Mamadou LamineMamadou Lamine NDIAYE is an expert in Earth Observation and GIS. With over 10 years' experience in the use of geomatics tools in areas of land use, coastline dynamics, coastal and urban risks, Mr. Ndiaye is currently project manager at the Center for Ecological Monitoring (CSE). He contributed to the development of the Assessment of West African Coasts, which involves 12 countries of the sub-region (Mauritania to Benin, plus Sao Tomé and Principe).

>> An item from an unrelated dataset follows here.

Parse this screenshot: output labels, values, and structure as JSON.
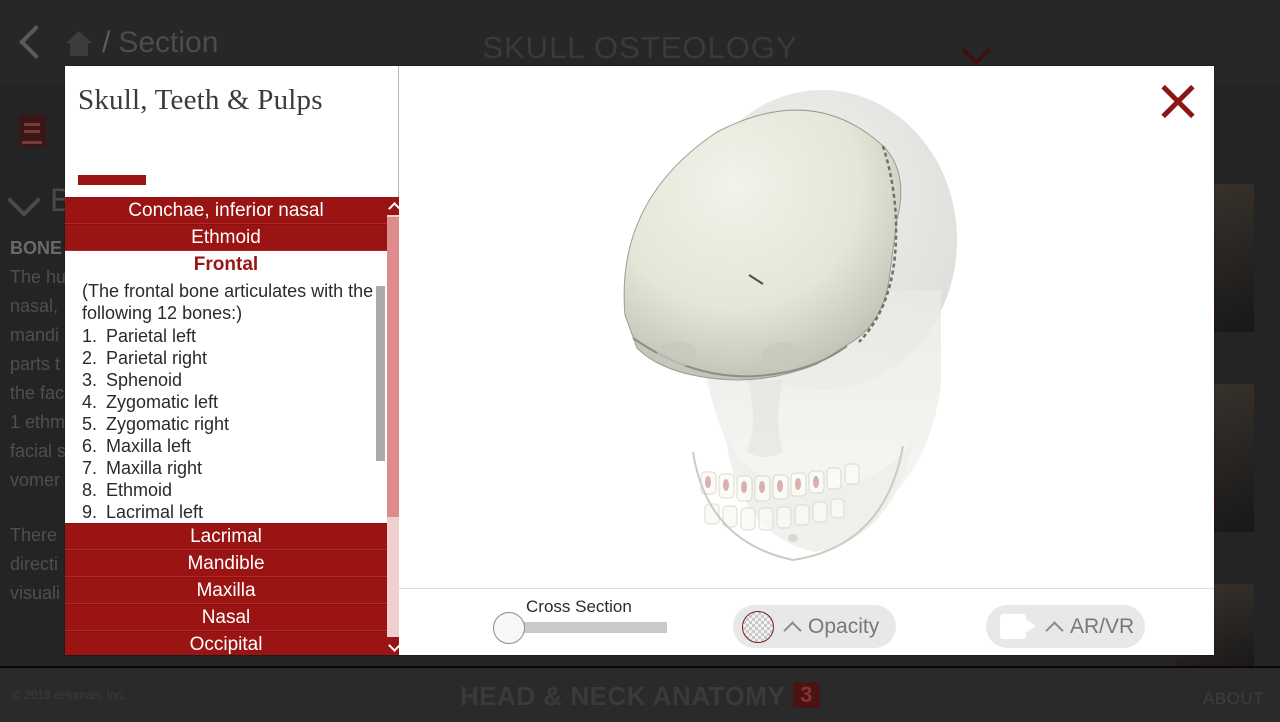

Amadou SallAmadou SALL has almost 20 years of experience in sustainable development, land governance and natural resource management. He is currently the head of the Natural Resource Management and Food Security Program of the Centre de Suivi Ecologique (Ecological Monitoring Center - CSE) in Senegal.

M. SALL obtained a master’s degree in Geography (UCAD, Senega) , a certificate in GIS & remote sensing (EPFL, Switzerland) and later with DESS in Decentralisation and Regional Planning (National School of Applied Economics, Senegal). In 2010, he obtained a master degree in Integrated Water Resource Management (IWRM) in Burkina Faso.

Moussa Sall


Dr. Moussa SALL is a coastal management specialist & focal point MOLOA and WACA in CSE. 



CSE, 2004. SAPCO-Study of the phenomenon of coastal erosion in the area of ​​Saly Portudal.

Dabo, B. 2006. Coastal erosion in Senegal: the example of Mbour. Postgraduate Doctoral Thesis in Geosciences. Cheikh Anta Diop University of Dakar.

INTAC, 2011. Project for integrating climate change adaptation into sustainable development in Senegal – INTAC. Study report.

UEMOA, 2021. Assessment of West African coasts.